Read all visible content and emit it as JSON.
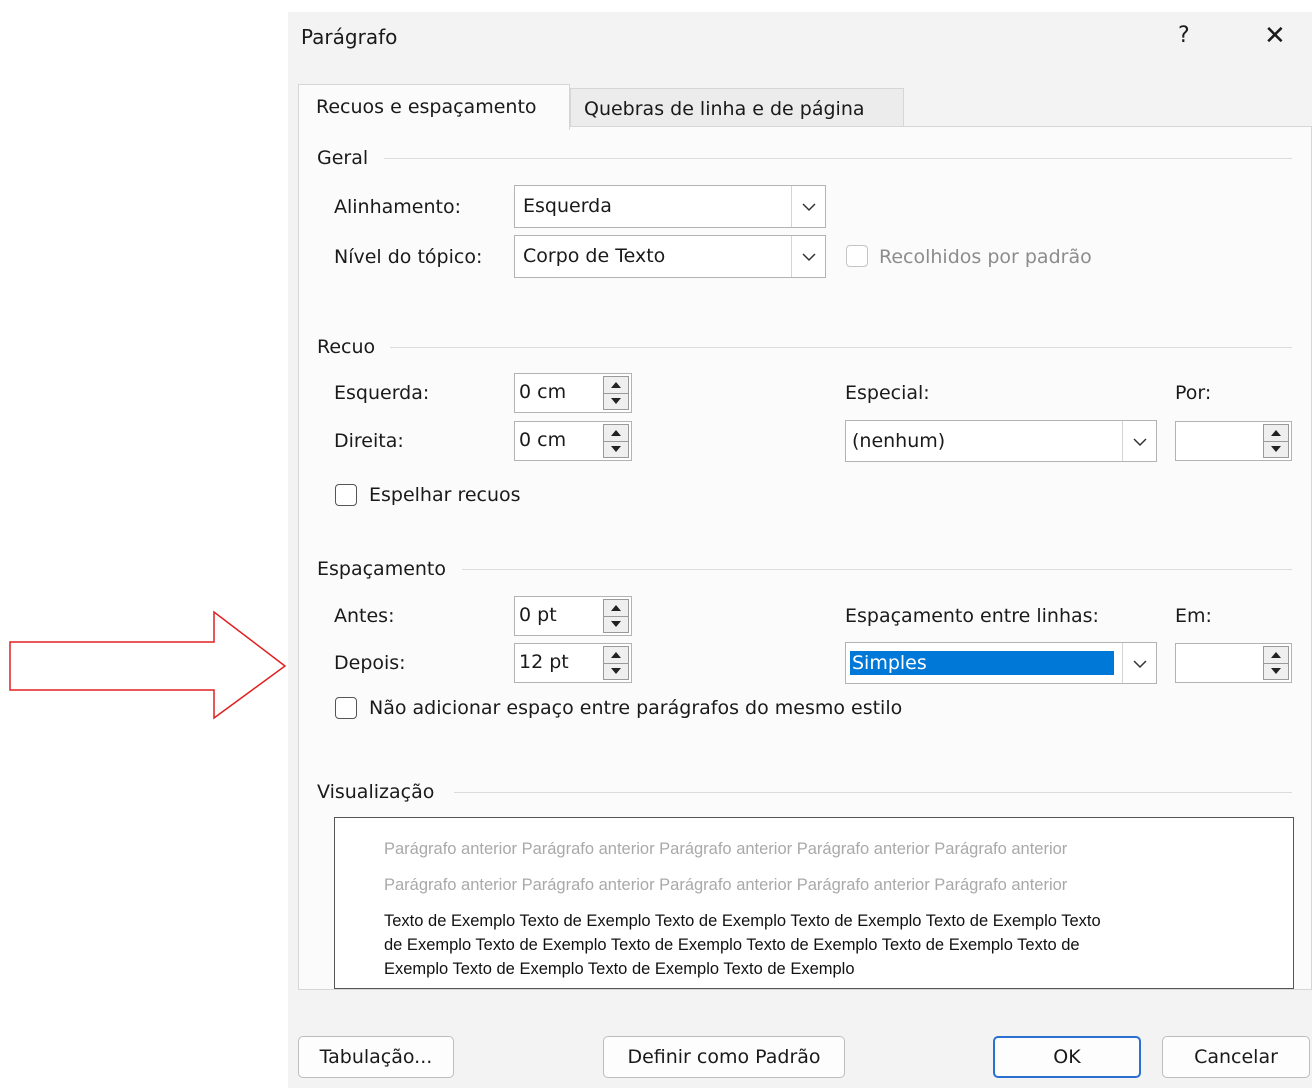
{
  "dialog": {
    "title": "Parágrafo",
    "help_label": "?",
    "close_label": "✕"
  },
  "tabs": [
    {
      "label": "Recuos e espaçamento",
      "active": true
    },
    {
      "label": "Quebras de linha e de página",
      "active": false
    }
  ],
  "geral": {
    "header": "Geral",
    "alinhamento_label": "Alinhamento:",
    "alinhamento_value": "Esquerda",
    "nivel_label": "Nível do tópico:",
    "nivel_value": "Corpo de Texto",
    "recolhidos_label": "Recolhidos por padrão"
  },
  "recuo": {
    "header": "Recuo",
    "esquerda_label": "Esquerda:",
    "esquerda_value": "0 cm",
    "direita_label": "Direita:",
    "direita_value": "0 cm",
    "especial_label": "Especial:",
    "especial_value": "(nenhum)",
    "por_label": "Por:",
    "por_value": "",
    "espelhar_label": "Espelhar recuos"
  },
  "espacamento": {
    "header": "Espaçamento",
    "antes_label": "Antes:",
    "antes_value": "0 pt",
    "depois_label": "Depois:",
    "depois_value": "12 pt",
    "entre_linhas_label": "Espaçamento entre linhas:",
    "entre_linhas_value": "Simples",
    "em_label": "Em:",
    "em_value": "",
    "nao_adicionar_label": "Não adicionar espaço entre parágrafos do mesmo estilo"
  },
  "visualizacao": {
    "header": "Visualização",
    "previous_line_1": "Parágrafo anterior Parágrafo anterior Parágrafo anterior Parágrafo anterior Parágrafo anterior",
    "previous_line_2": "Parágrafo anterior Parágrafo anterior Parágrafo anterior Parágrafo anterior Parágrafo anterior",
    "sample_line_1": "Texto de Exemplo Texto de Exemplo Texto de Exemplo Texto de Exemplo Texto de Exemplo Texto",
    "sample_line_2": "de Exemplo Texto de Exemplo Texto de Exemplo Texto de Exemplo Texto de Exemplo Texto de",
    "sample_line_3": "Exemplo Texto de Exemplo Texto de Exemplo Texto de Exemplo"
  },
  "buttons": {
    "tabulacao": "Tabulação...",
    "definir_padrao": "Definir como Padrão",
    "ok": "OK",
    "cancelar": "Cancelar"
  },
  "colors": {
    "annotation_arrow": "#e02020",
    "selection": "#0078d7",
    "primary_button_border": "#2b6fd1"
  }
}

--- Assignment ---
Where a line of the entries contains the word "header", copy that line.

--- Written solution ---
    "header": "Geral",
    "header": "Recuo",
    "header": "Espaçamento",
    "header": "Visualização",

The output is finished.